Okay, I made that statistic up, but reality cannot be far off. Isn’t there enough out there already on the topic?
Indeed there is. There may be too much written about content marketing, and it’s not all helpful.
The Wall Street Journal apparently equated content marketing with native content. Others call it brand journalism. Another blogger called it a glorified term for blogging.
I’ve contributed to the noise myself with this blog post on Content Marketing vs. Marketing with Content. We may be spending more time writing about content marketing than actually doing it.
In his terrific book Epic Content Marketing, Joe Pulizzi of the Content Marketing Institute offers refreshing structure and clarity on the subject, starting with a clear definition and following through with practical advice about implementation.

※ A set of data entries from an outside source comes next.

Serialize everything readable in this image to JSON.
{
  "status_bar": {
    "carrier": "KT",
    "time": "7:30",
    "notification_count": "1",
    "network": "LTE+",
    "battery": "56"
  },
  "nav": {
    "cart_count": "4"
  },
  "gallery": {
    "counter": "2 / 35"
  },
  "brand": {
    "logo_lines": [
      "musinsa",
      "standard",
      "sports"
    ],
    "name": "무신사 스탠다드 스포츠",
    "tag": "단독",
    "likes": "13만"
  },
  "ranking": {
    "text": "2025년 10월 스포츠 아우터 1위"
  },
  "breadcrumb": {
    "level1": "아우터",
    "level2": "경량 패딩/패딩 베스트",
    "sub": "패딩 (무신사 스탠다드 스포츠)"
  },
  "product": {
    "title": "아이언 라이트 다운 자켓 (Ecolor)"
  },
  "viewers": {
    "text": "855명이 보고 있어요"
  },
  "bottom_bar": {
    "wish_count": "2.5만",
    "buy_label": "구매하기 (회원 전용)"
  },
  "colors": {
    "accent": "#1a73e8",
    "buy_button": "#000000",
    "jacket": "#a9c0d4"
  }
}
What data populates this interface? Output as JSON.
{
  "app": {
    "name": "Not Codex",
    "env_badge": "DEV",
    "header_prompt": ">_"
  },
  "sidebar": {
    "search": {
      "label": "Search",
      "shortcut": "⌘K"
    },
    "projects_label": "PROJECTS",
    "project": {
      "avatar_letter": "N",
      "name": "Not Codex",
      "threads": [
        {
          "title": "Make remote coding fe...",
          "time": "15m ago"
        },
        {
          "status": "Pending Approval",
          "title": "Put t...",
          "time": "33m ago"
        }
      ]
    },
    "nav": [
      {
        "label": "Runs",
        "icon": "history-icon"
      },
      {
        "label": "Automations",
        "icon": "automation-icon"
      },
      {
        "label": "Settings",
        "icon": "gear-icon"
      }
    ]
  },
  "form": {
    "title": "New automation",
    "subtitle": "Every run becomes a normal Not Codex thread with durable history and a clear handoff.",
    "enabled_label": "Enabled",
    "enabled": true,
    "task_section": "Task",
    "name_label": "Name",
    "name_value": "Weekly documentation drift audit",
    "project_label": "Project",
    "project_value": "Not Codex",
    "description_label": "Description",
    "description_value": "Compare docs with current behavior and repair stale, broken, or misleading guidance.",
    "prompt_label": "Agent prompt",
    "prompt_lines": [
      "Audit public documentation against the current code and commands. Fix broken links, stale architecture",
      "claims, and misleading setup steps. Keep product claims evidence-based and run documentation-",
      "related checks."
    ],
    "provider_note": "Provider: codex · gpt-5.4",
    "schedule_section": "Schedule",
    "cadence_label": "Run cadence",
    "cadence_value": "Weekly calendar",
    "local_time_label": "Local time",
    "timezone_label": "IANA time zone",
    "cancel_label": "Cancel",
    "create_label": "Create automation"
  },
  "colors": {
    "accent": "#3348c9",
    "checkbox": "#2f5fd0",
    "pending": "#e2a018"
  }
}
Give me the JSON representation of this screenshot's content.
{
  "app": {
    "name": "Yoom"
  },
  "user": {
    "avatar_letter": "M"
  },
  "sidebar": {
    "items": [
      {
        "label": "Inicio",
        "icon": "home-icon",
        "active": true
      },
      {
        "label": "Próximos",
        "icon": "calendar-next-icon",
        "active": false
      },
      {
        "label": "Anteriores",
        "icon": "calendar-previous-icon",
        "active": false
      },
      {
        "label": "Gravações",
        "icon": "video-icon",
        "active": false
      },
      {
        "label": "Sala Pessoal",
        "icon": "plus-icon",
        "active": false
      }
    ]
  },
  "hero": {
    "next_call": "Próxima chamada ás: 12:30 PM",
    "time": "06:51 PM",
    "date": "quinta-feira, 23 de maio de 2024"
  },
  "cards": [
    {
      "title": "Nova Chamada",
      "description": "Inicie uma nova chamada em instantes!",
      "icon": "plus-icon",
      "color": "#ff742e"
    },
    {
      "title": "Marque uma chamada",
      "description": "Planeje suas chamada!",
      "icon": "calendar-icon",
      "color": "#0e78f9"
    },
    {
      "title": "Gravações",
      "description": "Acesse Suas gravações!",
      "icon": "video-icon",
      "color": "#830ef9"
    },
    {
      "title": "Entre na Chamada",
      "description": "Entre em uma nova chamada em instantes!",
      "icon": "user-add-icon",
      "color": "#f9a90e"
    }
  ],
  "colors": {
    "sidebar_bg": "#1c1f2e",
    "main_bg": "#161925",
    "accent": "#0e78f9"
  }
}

Whether you’re a content marketing practitioner or trying to make sense of it all, here are five reasons to read the book.
- Build a business case. Content marketing requires resources, and to get resources you often need to convince somebody to spend the money. The book provides fodder for getting buy-in for your content marketing efforts.
- Get strategic. In our eagerness to start creating content, we sometimes skip the strategy part of content marketing. Without strategy, your content is just words or pictures. The book dedicates chapters to defining your niche, your content mission and goals.
- Create manageable processes. Get practical guidance on processes, from creating editorial calendars to getting employees or others to contribute.
- Learn how to market your content. It’s not enough to create the content – you have to market and promote it. Joe offers guidance on using social media, search engine optimization, content syndication, and influencers to extend the reach of your efforts.
- Get inspired. From blogs and mobile apps to print publications and seminars, the book offers practical advice for a wide range of content types. I guarantee you’ll find new ideas in this chapter.